**AVAILABLE DATA:**
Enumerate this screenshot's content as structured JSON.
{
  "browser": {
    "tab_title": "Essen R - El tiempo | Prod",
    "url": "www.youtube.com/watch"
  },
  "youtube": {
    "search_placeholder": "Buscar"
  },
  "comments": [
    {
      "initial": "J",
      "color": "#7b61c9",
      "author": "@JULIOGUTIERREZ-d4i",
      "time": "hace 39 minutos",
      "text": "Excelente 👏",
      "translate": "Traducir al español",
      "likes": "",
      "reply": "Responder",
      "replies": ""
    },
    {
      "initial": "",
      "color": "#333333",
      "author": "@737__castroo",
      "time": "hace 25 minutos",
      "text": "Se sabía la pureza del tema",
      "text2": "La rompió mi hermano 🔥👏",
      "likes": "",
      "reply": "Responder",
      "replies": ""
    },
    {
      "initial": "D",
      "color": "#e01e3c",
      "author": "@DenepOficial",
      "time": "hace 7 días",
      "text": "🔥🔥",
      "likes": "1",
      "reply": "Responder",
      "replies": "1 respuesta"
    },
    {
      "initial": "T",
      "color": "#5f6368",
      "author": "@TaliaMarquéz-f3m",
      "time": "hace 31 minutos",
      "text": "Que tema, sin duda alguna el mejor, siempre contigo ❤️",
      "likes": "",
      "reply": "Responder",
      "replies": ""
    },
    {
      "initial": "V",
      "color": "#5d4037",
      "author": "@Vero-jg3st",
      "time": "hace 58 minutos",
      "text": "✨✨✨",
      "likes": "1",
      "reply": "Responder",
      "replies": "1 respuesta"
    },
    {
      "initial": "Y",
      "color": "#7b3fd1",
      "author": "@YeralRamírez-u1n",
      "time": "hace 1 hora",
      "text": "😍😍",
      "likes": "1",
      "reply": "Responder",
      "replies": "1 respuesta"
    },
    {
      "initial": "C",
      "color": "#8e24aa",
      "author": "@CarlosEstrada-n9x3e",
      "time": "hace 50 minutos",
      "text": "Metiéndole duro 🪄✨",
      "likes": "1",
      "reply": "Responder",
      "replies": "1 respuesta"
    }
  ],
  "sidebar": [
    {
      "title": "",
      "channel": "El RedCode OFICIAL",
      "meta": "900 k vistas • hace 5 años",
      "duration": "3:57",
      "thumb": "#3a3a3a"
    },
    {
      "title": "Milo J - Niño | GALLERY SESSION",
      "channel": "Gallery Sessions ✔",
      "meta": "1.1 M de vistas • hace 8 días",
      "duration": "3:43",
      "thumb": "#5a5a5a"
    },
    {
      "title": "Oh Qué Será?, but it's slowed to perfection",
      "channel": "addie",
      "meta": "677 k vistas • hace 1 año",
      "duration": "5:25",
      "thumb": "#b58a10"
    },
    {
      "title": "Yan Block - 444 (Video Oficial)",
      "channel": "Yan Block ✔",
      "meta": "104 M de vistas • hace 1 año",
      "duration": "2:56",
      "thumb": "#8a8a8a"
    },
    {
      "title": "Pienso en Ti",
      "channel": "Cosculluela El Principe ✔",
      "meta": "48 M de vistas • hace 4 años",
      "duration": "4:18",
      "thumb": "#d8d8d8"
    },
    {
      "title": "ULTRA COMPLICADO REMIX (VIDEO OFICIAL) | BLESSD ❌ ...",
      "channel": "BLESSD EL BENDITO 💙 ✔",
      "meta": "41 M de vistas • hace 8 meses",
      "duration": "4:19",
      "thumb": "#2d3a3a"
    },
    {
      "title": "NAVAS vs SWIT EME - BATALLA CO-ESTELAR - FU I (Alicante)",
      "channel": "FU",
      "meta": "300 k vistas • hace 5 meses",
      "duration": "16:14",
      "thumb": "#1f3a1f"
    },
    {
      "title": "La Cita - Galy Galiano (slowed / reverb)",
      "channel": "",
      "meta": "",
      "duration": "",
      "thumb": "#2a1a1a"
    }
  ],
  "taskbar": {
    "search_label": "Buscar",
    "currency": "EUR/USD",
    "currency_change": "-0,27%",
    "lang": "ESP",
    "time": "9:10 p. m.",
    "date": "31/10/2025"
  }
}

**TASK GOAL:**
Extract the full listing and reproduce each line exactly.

**EXERCISE ANSWER:**
Enumerate this screenshot's content as structured JSON.
{
  "browser": {
    "tab_title": "Essen R - El tiempo | Prod",
    "url": "www.youtube.com/watch"
  },
  "youtube": {
    "search_placeholder": "Buscar"
  },
  "comments": [
    {
      "initial": "J",
      "color": "#7b61c9",
      "author": "@JULIOGUTIERREZ-d4i",
      "time": "hace 39 minutos",
      "text": "Excelente 👏",
      "translate": "Traducir al español",
      "likes": "",
      "reply": "Responder",
      "replies": ""
    },
    {
      "initial": "",
      "color": "#333333",
      "author": "@737__castroo",
      "time": "hace 25 minutos",
      "text": "Se sabía la pureza del tema",
      "text2": "La rompió mi hermano 🔥👏",
      "likes": "",
      "reply": "Responder",
      "replies": ""
    },
    {
      "initial": "D",
      "color": "#e01e3c",
      "author": "@DenepOficial",
      "time": "hace 7 días",
      "text": "🔥🔥",
      "likes": "1",
      "reply": "Responder",
      "replies": "1 respuesta"
    },
    {
      "initial": "T",
      "color": "#5f6368",
      "author": "@TaliaMarquéz-f3m",
      "time": "hace 31 minutos",
      "text": "Que tema, sin duda alguna el mejor, siempre contigo ❤️",
      "likes": "",
      "reply": "Responder",
      "replies": ""
    },
    {
      "initial": "V",
      "color": "#5d4037",
      "author": "@Vero-jg3st",
      "time": "hace 58 minutos",
      "text": "✨✨✨",
      "likes": "1",
      "reply": "Responder",
      "replies": "1 respuesta"
    },
    {
      "initial": "Y",
      "color": "#7b3fd1",
      "author": "@YeralRamírez-u1n",
      "time": "hace 1 hora",
      "text": "😍😍",
      "likes": "1",
      "reply": "Responder",
      "replies": "1 respuesta"
    },
    {
      "initial": "C",
      "color": "#8e24aa",
      "author": "@CarlosEstrada-n9x3e",
      "time": "hace 50 minutos",
      "text": "Metiéndole duro 🪄✨",
      "likes": "1",
      "reply": "Responder",
      "replies": "1 respuesta"
    }
  ],
  "sidebar": [
    {
      "title": "",
      "channel": "El RedCode OFICIAL",
      "meta": "900 k vistas • hace 5 años",
      "duration": "3:57",
      "thumb": "#3a3a3a"
    },
    {
      "title": "Milo J - Niño | GALLERY SESSION",
      "channel": "Gallery Sessions ✔",
      "meta": "1.1 M de vistas • hace 8 días",
      "duration": "3:43",
      "thumb": "#5a5a5a"
    },
    {
      "title": "Oh Qué Será?, but it's slowed to perfection",
      "channel": "addie",
      "meta": "677 k vistas • hace 1 año",
      "duration": "5:25",
      "thumb": "#b58a10"
    },
    {
      "title": "Yan Block - 444 (Video Oficial)",
      "channel": "Yan Block ✔",
      "meta": "104 M de vistas • hace 1 año",
      "duration": "2:56",
      "thumb": "#8a8a8a"
    },
    {
      "title": "Pienso en Ti",
      "channel": "Cosculluela El Principe ✔",
      "meta": "48 M de vistas • hace 4 años",
      "duration": "4:18",
      "thumb": "#d8d8d8"
    },
    {
      "title": "ULTRA COMPLICADO REMIX (VIDEO OFICIAL) | BLESSD ❌ ...",
      "channel": "BLESSD EL BENDITO 💙 ✔",
      "meta": "41 M de vistas • hace 8 meses",
      "duration": "4:19",
      "thumb": "#2d3a3a"
    },
    {
      "title": "NAVAS vs SWIT EME - BATALLA CO-ESTELAR - FU I (Alicante)",
      "channel": "FU",
      "meta": "300 k vistas • hace 5 meses",
      "duration": "16:14",
      "thumb": "#1f3a1f"
    },
    {
      "title": "La Cita - Galy Galiano (slowed / reverb)",
      "channel": "",
      "meta": "",
      "duration": "",
      "thumb": "#2a1a1a"
    }
  ],
  "taskbar": {
    "search_label": "Buscar",
    "currency": "EUR/USD",
    "currency_change": "-0,27%",
    "lang": "ESP",
    "time": "9:10 p. m.",
    "date": "31/10/2025"
  }
}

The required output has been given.